I speak phrases like, “Wow, I’m so stupid” out loud to myself probably once a day. I don’t think I really mean it. Self-deprecation is just one of those things we adopt without realizing how often we actually put yourselves down.
Writers do this a lot. If you’re reading this, you’re likely already aware.
“I can’t believe I wrote that. So cringy.”
“I should have published something by now. Maybe I’m just not good enough at this.”
“I’m not smart enough to write about stuff like that.”
Psychologists and self-improvement gurus call this negative self-talk. Out loud or in your head, you say things to drag yourself down — even if you don’t mean to.
There are plenty of reasons people do it. Poor self-esteem, and all that. I encounter many writers who operate with such a negative view of themselves that they end up wasting their own potential as creatives — and that’s really sad.
But have you ever thought about how these negative slivers of half-truth you carry with you might actually be exactly what you need to accomplish all your writing goals?
Think about it. Your article gets rejected by a magazine editor. Your immediate thought, after you skim through that email, is something like, “My writing must not be good enough to meet their standards. I feel like such a failure.”
That’s negative self-talk. You’re linking rejection with your self-identification as a failure.
Your thought doesn’t have to end there. You don’t even have to try to talk yourself out of that failure mindset. That’s a pretty tough thing to do, when you’re bearing the fresh sting of rejection.
You take it a step further. You lay it all out in front of you and start picking your way through it.
Fact: Your article was not selected for publication.
Fact: Your article did not quite meet the editor’s standards.
Fact: You did not meet your goal of getting your article published in this magazine. (A much more constructive way of saying you failed.)
Well … now what?
Now you work backwards.
Your goal is: Getting your article published in a magazine.

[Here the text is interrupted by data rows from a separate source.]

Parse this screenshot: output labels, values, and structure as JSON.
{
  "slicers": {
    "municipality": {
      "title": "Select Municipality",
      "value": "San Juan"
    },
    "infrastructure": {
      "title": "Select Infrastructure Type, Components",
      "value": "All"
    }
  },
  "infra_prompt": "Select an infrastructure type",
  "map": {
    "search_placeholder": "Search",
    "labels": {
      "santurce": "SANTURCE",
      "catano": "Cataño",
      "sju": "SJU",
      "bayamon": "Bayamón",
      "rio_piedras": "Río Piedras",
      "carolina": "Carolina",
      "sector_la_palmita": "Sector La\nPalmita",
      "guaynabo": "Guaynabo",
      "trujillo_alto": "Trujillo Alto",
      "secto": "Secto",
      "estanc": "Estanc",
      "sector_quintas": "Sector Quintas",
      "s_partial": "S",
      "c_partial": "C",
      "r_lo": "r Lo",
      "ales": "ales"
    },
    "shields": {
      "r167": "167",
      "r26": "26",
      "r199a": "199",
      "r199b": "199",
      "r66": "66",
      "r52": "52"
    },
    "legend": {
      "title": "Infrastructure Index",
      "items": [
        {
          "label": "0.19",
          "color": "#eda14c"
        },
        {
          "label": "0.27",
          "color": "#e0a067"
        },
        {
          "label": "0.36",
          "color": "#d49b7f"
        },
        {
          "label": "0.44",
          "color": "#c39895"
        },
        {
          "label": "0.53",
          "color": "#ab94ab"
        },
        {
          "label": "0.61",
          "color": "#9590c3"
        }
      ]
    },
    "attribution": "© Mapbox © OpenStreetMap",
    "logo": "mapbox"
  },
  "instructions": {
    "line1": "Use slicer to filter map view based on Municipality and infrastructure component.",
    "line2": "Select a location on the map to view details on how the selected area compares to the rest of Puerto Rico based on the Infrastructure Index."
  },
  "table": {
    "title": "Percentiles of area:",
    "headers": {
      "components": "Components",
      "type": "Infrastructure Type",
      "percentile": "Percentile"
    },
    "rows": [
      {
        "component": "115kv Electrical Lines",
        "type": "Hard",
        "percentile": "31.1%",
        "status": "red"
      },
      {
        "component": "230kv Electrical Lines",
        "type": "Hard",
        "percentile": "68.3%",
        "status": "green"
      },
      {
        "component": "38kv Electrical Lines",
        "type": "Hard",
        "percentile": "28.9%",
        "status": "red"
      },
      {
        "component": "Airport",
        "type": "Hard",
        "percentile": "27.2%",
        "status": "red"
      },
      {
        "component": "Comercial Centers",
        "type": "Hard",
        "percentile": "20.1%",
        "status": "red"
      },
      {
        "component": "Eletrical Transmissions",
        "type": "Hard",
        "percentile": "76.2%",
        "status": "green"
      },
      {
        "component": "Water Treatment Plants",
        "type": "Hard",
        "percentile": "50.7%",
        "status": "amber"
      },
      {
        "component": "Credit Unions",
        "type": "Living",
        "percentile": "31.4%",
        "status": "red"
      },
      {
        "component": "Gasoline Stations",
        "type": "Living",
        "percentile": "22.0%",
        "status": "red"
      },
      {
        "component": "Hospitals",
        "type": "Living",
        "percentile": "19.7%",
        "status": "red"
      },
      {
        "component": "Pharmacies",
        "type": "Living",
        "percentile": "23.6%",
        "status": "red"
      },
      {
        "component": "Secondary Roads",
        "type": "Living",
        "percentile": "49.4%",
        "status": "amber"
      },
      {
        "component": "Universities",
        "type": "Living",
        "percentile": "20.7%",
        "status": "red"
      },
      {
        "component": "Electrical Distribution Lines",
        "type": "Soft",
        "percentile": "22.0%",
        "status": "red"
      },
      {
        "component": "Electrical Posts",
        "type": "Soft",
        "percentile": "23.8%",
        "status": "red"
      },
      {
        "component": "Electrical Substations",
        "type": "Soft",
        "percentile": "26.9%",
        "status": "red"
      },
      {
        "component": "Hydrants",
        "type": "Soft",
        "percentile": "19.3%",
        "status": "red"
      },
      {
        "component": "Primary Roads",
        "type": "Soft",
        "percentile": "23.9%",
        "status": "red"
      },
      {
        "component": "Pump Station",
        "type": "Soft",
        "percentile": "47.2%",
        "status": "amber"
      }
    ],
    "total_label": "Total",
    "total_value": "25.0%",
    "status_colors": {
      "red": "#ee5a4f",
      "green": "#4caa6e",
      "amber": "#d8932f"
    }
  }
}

Your hurdle is: Your article not meeting an editor’s standards.
Your solution is: (1) To figure out what that/the next editor’s standards are by reviewing other published work from that/another magazine. (2) Revising that piece or writing something new that does meet those standards or guidelines. (3) Taking extra steps to make sure every piece of your submission is spotless, from the article itself to the email you attach it to. (4) You submit again. Maybe even again.
On the surface, negative self-talk sounds nasty and isn’t constructive.
Down deeper, it speaks honestly on behalf of something — a habit, an outcome, a behavior — you would like to change. You just need to pick it apart and reconstruct it to figure out how to do that.
Turning a negative into a positive is a lot easier than it seems.
Give it a try. It might change your life.
Meg is the creator of Novelty Revisions, dedicated to helping writers put their ideas into words. She is a staff writer with The Cheat Sheet, a freelance editor and writer, and a 10-time NaNoWriMo winner. Follow Meg on Twitter for tweets about writing, food and nerdy things.
3 thoughts on “Your Negative Self-Talk Could Be the Key to Achieving Your Writing Goals”
Reblogged this on Author Don Massenzio and commented:
Check out this intriguing post from the Novelty Revisions blog on how your negative self-talk could be the key to achieving your writing goals
I suffer from bouts of horrendous self doubt. But Ironically that is actually what drives me. The harder that you put yourself down I sometimes find, the more determined that you become to succeed.
I relate to this too much :P Weird how that happens, but certainly can’t complain!